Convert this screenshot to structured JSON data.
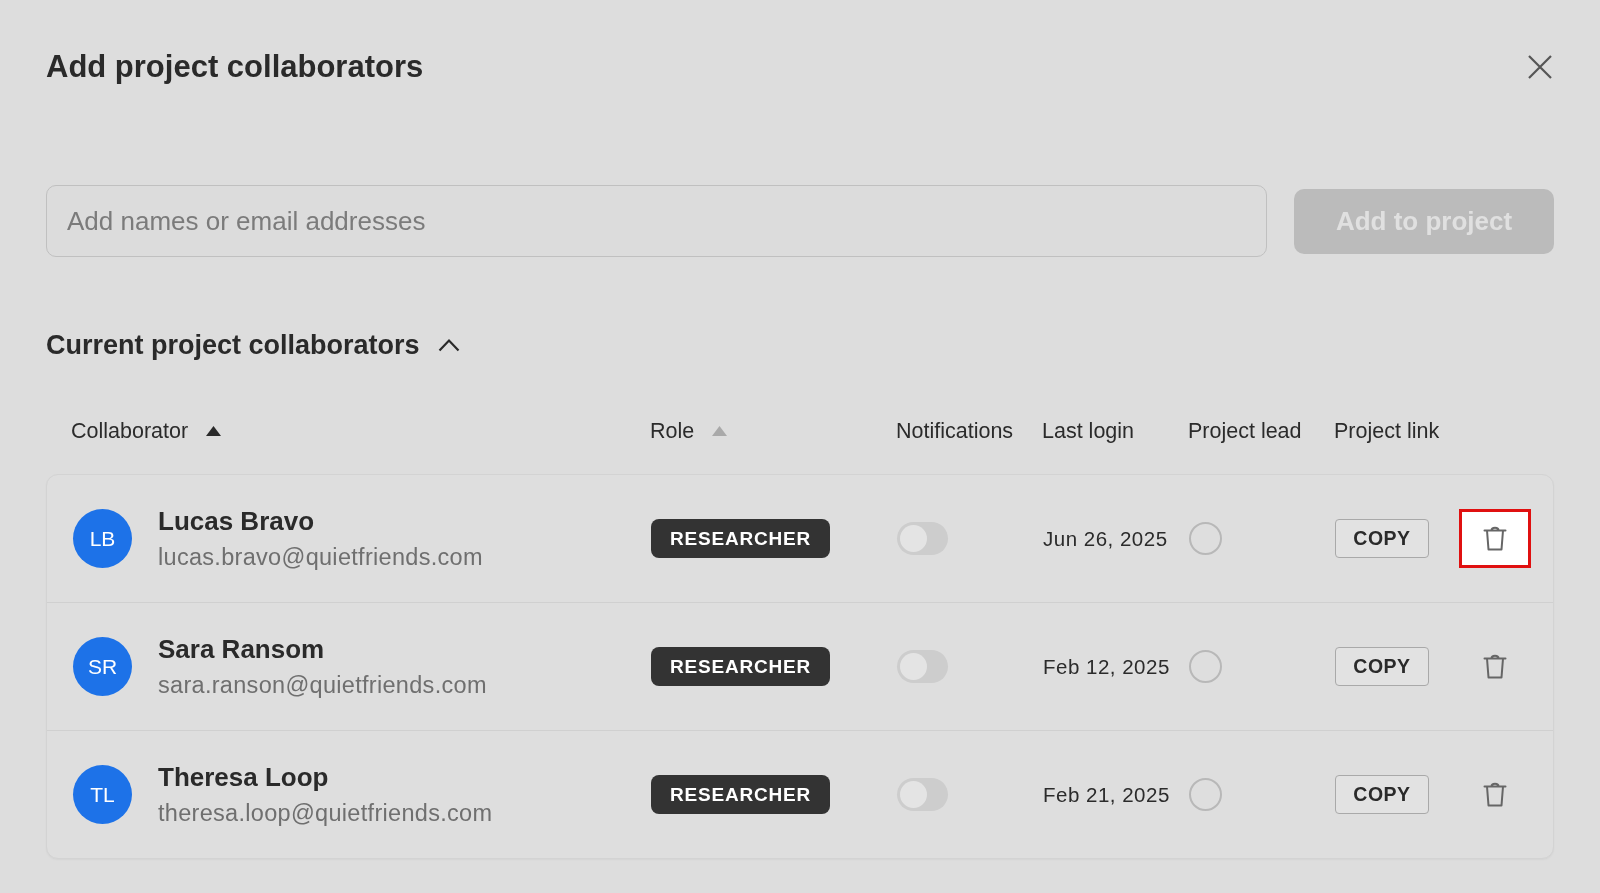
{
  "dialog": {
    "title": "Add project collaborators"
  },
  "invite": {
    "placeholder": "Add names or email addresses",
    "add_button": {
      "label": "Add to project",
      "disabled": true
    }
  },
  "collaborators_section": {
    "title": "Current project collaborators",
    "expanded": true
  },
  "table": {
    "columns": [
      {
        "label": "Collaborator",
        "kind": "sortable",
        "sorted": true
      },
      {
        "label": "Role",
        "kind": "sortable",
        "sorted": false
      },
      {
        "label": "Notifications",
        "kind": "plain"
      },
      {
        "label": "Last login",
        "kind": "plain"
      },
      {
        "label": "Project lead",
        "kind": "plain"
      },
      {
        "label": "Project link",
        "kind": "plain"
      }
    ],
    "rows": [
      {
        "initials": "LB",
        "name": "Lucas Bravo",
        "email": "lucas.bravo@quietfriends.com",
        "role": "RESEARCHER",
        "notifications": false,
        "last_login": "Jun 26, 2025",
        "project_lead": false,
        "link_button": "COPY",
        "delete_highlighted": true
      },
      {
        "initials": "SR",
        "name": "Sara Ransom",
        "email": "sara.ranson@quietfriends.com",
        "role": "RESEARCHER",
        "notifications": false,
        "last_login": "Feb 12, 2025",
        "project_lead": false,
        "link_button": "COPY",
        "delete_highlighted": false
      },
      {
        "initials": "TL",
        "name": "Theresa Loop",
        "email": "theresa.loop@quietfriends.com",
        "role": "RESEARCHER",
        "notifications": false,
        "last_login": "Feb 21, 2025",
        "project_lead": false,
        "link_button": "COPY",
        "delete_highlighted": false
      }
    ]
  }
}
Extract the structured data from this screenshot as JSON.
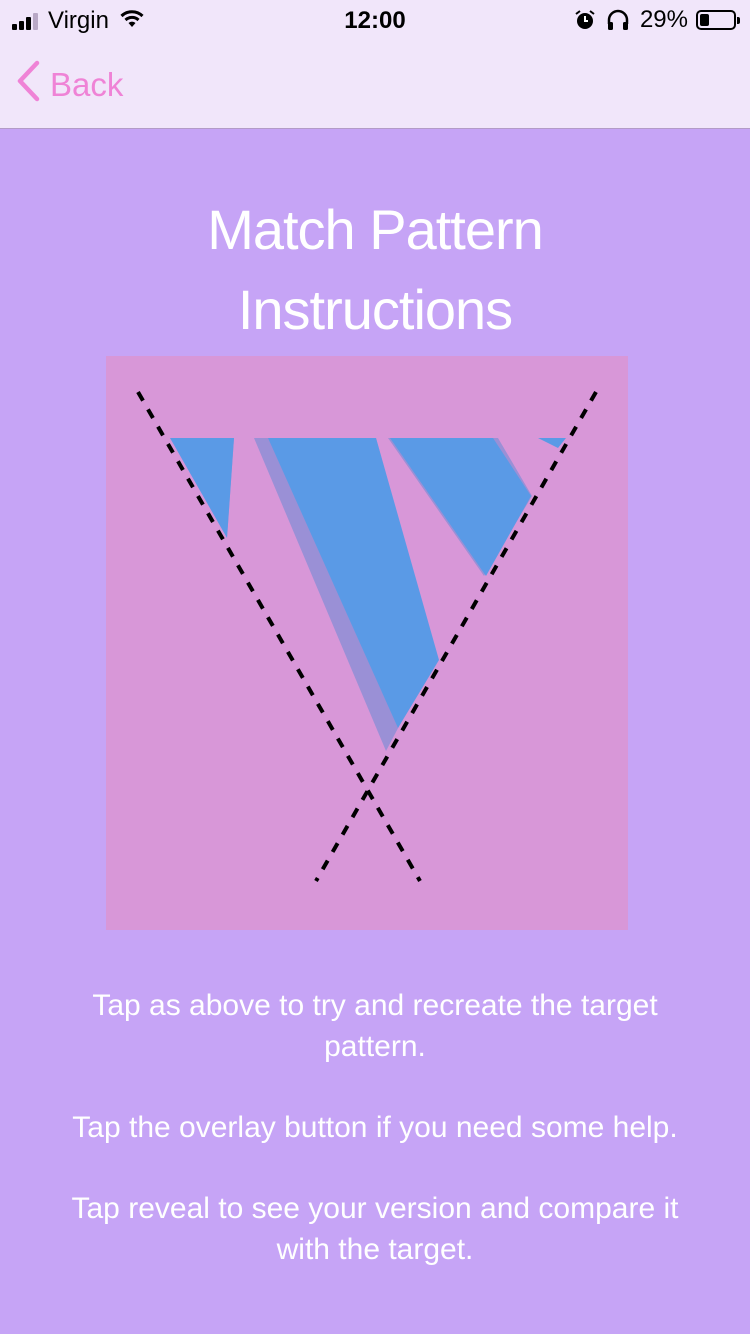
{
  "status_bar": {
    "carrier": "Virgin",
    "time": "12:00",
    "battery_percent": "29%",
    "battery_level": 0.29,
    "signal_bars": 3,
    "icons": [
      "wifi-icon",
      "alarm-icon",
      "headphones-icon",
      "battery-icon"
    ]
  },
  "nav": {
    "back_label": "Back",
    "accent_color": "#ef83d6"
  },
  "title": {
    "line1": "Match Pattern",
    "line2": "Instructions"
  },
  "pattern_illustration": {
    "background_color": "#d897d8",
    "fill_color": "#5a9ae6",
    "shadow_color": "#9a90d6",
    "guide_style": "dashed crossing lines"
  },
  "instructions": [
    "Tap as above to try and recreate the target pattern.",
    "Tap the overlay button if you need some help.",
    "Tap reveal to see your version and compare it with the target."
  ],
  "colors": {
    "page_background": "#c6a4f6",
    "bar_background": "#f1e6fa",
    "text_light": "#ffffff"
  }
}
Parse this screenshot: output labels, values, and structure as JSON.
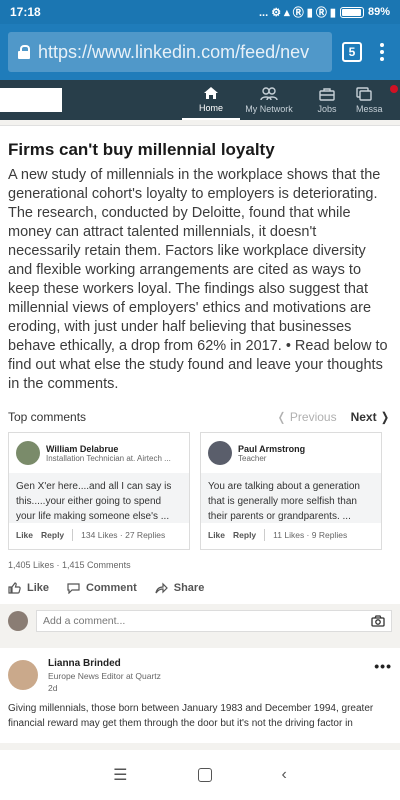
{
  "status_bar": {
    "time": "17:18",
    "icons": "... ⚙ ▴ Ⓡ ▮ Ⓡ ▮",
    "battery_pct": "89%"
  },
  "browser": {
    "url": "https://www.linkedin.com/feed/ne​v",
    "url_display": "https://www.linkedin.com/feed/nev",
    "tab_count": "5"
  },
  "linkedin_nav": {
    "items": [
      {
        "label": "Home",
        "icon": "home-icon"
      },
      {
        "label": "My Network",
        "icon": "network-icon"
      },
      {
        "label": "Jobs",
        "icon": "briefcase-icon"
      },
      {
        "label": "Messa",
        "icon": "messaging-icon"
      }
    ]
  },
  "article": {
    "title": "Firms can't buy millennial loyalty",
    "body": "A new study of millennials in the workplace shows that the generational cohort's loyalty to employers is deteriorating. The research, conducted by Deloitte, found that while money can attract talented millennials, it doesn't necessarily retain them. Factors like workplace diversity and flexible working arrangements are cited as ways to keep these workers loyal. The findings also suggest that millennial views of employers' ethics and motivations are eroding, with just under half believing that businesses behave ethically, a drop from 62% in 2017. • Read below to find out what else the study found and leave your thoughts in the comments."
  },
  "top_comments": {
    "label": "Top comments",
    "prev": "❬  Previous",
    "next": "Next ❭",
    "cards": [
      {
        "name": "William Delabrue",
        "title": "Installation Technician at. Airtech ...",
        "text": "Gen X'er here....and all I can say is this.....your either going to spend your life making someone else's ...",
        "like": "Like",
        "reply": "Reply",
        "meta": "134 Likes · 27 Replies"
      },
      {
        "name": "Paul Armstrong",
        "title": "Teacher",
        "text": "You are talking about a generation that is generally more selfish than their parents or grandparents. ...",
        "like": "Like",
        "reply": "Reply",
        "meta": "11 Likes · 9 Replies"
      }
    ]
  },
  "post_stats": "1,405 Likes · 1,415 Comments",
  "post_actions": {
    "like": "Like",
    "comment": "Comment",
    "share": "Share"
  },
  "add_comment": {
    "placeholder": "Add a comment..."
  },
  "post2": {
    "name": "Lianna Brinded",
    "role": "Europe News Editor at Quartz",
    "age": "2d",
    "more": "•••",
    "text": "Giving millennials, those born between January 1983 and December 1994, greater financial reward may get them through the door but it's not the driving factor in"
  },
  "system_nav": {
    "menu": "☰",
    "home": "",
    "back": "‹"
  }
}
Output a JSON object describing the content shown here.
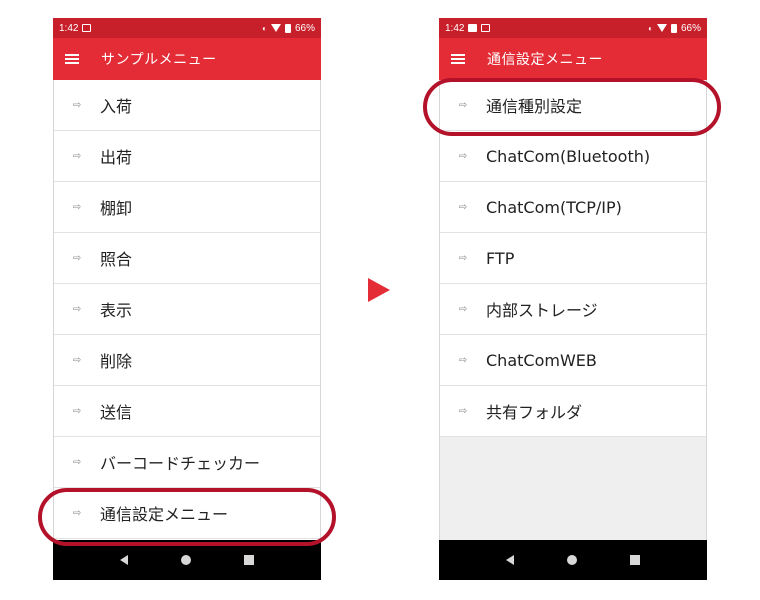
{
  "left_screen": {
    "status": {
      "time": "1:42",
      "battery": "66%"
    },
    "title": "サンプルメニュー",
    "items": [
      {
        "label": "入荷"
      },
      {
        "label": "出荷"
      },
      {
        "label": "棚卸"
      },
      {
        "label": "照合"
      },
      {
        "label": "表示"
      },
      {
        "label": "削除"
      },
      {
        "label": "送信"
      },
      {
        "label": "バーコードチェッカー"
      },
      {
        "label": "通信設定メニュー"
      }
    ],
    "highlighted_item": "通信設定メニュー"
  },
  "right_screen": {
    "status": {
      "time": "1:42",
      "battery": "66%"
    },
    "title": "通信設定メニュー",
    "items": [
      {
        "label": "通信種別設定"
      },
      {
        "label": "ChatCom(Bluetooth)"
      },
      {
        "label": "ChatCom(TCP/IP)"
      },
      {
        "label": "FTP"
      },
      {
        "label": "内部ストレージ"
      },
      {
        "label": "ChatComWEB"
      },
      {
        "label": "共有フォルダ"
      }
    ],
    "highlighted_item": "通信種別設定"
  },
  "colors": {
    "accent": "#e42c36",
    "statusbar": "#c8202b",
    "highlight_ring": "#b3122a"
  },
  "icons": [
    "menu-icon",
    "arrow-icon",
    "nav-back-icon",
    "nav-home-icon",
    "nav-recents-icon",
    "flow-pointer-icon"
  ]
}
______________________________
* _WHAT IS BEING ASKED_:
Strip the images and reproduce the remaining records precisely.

* _REPLY TO THE EXERCISE_:
Convert this screenshot to structured JSON data.
{
  "dialog": {
    "title": "Add project collaborators"
  },
  "invite": {
    "placeholder": "Add names or email addresses",
    "add_button": {
      "label": "Add to project",
      "disabled": true
    }
  },
  "collaborators_section": {
    "title": "Current project collaborators",
    "expanded": true
  },
  "table": {
    "columns": [
      {
        "label": "Collaborator",
        "kind": "sortable",
        "sorted": true
      },
      {
        "label": "Role",
        "kind": "sortable",
        "sorted": false
      },
      {
        "label": "Notifications",
        "kind": "plain"
      },
      {
        "label": "Last login",
        "kind": "plain"
      },
      {
        "label": "Project lead",
        "kind": "plain"
      },
      {
        "label": "Project link",
        "kind": "plain"
      }
    ],
    "rows": [
      {
        "initials": "LB",
        "name": "Lucas Bravo",
        "email": "lucas.bravo@quietfriends.com",
        "role": "RESEARCHER",
        "notifications": false,
        "last_login": "Jun 26, 2025",
        "project_lead": false,
        "link_button": "COPY",
        "delete_highlighted": true
      },
      {
        "initials": "SR",
        "name": "Sara Ransom",
        "email": "sara.ranson@quietfriends.com",
        "role": "RESEARCHER",
        "notifications": false,
        "last_login": "Feb 12, 2025",
        "project_lead": false,
        "link_button": "COPY",
        "delete_highlighted": false
      },
      {
        "initials": "TL",
        "name": "Theresa Loop",
        "email": "theresa.loop@quietfriends.com",
        "role": "RESEARCHER",
        "notifications": false,
        "last_login": "Feb 21, 2025",
        "project_lead": false,
        "link_button": "COPY",
        "delete_highlighted": false
      }
    ]
  }
}
Extract the structured data from this screenshot as JSON.
{
  "status_bar": {
    "carrier": "Virgin",
    "time": "12:00",
    "battery_percent": "29%",
    "battery_level": 0.29,
    "signal_bars": 3,
    "icons": [
      "wifi-icon",
      "alarm-icon",
      "headphones-icon",
      "battery-icon"
    ]
  },
  "nav": {
    "back_label": "Back",
    "accent_color": "#ef83d6"
  },
  "title": {
    "line1": "Match Pattern",
    "line2": "Instructions"
  },
  "pattern_illustration": {
    "background_color": "#d897d8",
    "fill_color": "#5a9ae6",
    "shadow_color": "#9a90d6",
    "guide_style": "dashed crossing lines"
  },
  "instructions": [
    "Tap as above to try and recreate the target pattern.",
    "Tap the overlay button if you need some help.",
    "Tap reveal to see your version and compare it with the target."
  ],
  "colors": {
    "page_background": "#c6a4f6",
    "bar_background": "#f1e6fa",
    "text_light": "#ffffff"
  }
}
Parse this screenshot: output labels, values, and structure as JSON.
{
  "status_bar": {
    "time": "17:18",
    "icons": "... ⚙ ▴ Ⓡ ▮ Ⓡ ▮",
    "battery_pct": "89%"
  },
  "browser": {
    "url": "https://www.linkedin.com/feed/ne​v",
    "url_display": "https://www.linkedin.com/feed/nev",
    "tab_count": "5"
  },
  "linkedin_nav": {
    "items": [
      {
        "label": "Home",
        "icon": "home-icon"
      },
      {
        "label": "My Network",
        "icon": "network-icon"
      },
      {
        "label": "Jobs",
        "icon": "briefcase-icon"
      },
      {
        "label": "Messa",
        "icon": "messaging-icon"
      }
    ]
  },
  "article": {
    "title": "Firms can't buy millennial loyalty",
    "body": "A new study of millennials in the workplace shows that the generational cohort's loyalty to employers is deteriorating. The research, conducted by Deloitte, found that while money can attract talented millennials, it doesn't necessarily retain them. Factors like workplace diversity and flexible working arrangements are cited as ways to keep these workers loyal. The findings also suggest that millennial views of employers' ethics and motivations are eroding, with just under half believing that businesses behave ethically, a drop from 62% in 2017. • Read below to find out what else the study found and leave your thoughts in the comments."
  },
  "top_comments": {
    "label": "Top comments",
    "prev": "❬  Previous",
    "next": "Next ❭",
    "cards": [
      {
        "name": "William Delabrue",
        "title": "Installation Technician at. Airtech ...",
        "text": "Gen X'er here....and all I can say is this.....your either going to spend your life making someone else's ...",
        "like": "Like",
        "reply": "Reply",
        "meta": "134 Likes · 27 Replies"
      },
      {
        "name": "Paul Armstrong",
        "title": "Teacher",
        "text": "You are talking about a generation that is generally more selfish than their parents or grandparents. ...",
        "like": "Like",
        "reply": "Reply",
        "meta": "11 Likes · 9 Replies"
      }
    ]
  },
  "post_stats": "1,405 Likes · 1,415 Comments",
  "post_actions": {
    "like": "Like",
    "comment": "Comment",
    "share": "Share"
  },
  "add_comment": {
    "placeholder": "Add a comment..."
  },
  "post2": {
    "name": "Lianna Brinded",
    "role": "Europe News Editor at Quartz",
    "age": "2d",
    "more": "•••",
    "text": "Giving millennials, those born between January 1983 and December 1994, greater financial reward may get them through the door but it's not the driving factor in"
  },
  "system_nav": {
    "menu": "☰",
    "home": "",
    "back": "‹"
  }
}
Output a JSON object describing the content shown here.
{
  "left_screen": {
    "status": {
      "time": "1:42",
      "battery": "66%"
    },
    "title": "サンプルメニュー",
    "items": [
      {
        "label": "入荷"
      },
      {
        "label": "出荷"
      },
      {
        "label": "棚卸"
      },
      {
        "label": "照合"
      },
      {
        "label": "表示"
      },
      {
        "label": "削除"
      },
      {
        "label": "送信"
      },
      {
        "label": "バーコードチェッカー"
      },
      {
        "label": "通信設定メニュー"
      }
    ],
    "highlighted_item": "通信設定メニュー"
  },
  "right_screen": {
    "status": {
      "time": "1:42",
      "battery": "66%"
    },
    "title": "通信設定メニュー",
    "items": [
      {
        "label": "通信種別設定"
      },
      {
        "label": "ChatCom(Bluetooth)"
      },
      {
        "label": "ChatCom(TCP/IP)"
      },
      {
        "label": "FTP"
      },
      {
        "label": "内部ストレージ"
      },
      {
        "label": "ChatComWEB"
      },
      {
        "label": "共有フォルダ"
      }
    ],
    "highlighted_item": "通信種別設定"
  },
  "colors": {
    "accent": "#e42c36",
    "statusbar": "#c8202b",
    "highlight_ring": "#b3122a"
  },
  "icons": [
    "menu-icon",
    "arrow-icon",
    "nav-back-icon",
    "nav-home-icon",
    "nav-recents-icon",
    "flow-pointer-icon"
  ]
}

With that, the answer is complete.